[AIM OF THE TASK] Copy each line of the records below that mentions the word "avatar".

--- START ---

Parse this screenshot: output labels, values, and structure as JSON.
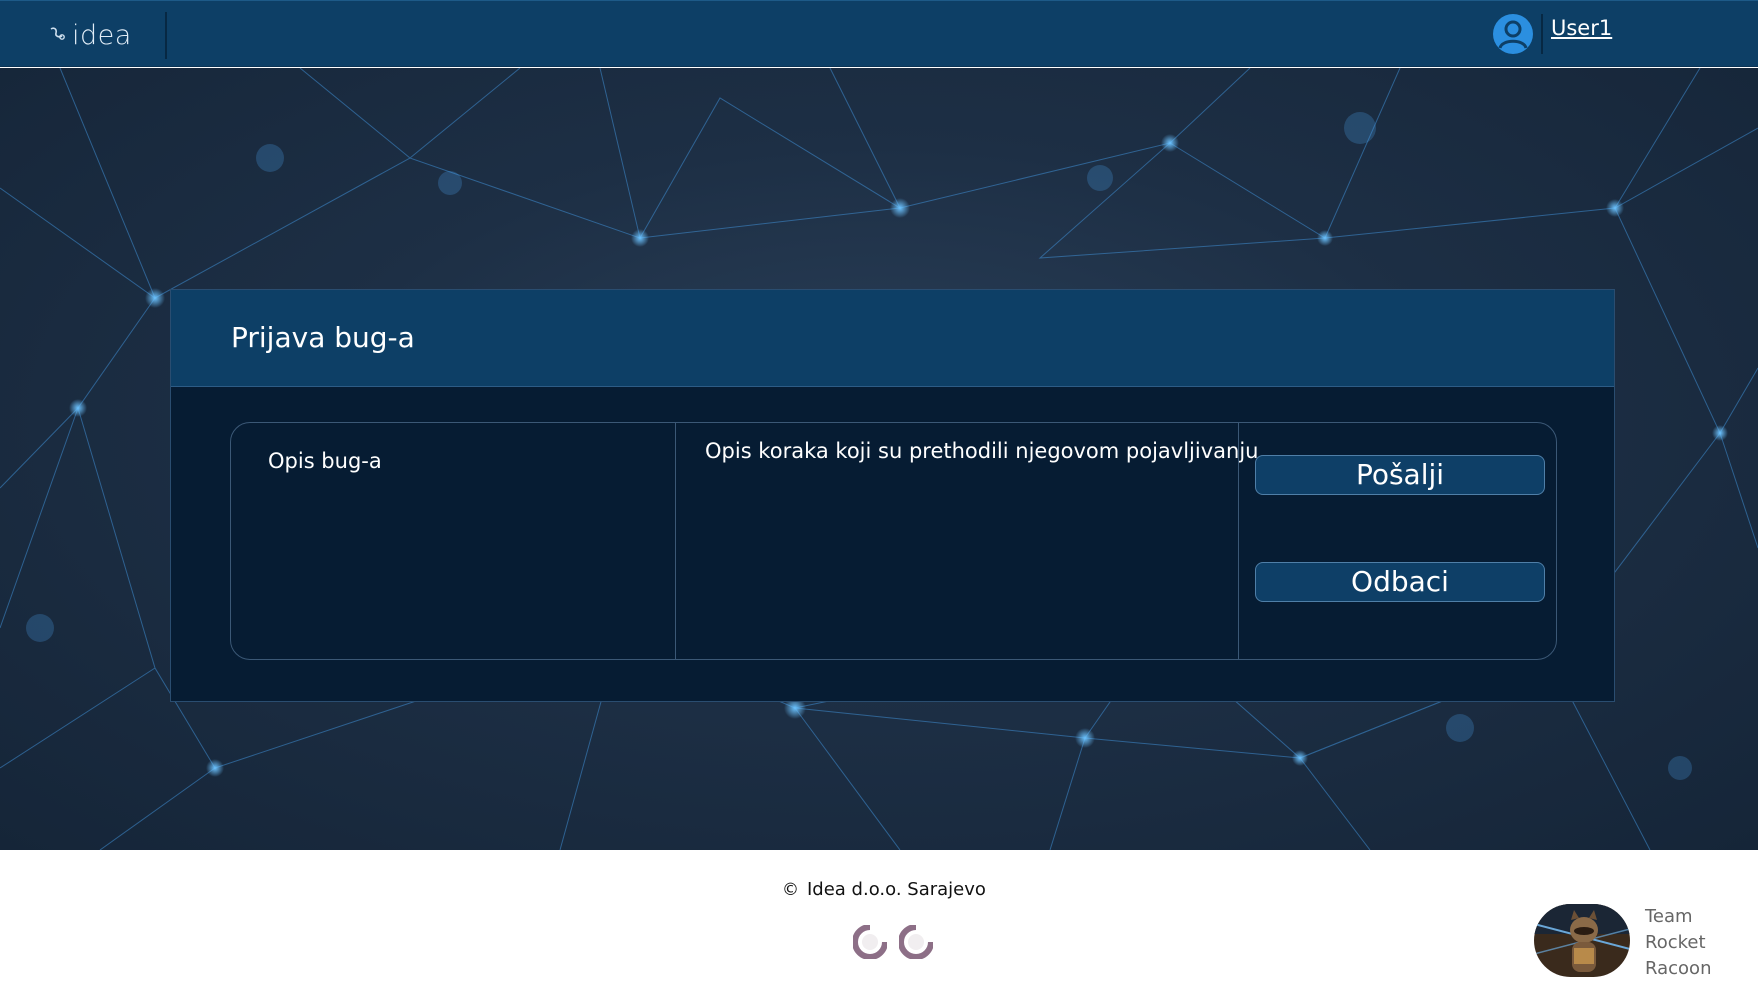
{
  "header": {
    "logo_text": "idea",
    "user_name": "User1"
  },
  "panel": {
    "title": "Prijava bug-a",
    "bug_description_label": "Opis bug-a",
    "steps_label": "Opis koraka koji su prethodili njegovom pojavljivanju",
    "send_button": "Pošalji",
    "discard_button": "Odbaci"
  },
  "footer": {
    "copyright_symbol": "©",
    "copyright_text": "Idea d.o.o. Sarajevo",
    "team_lines": [
      "Team",
      "Rocket",
      "Racoon"
    ]
  },
  "colors": {
    "header_bg": "#0d3f66",
    "panel_bg": "#061c33",
    "button_bg": "#0e3f67",
    "accent": "#3d9be9"
  },
  "icons": {
    "logo": "idea-logo-icon",
    "user": "user-avatar-icon",
    "badges": [
      "badge-icon",
      "badge-icon"
    ],
    "team": "raccoon-avatar-icon"
  }
}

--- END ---

[SOLUTION TO THIS PROBLEM]
    "user": "user-avatar-icon",
    "team": "raccoon-avatar-icon"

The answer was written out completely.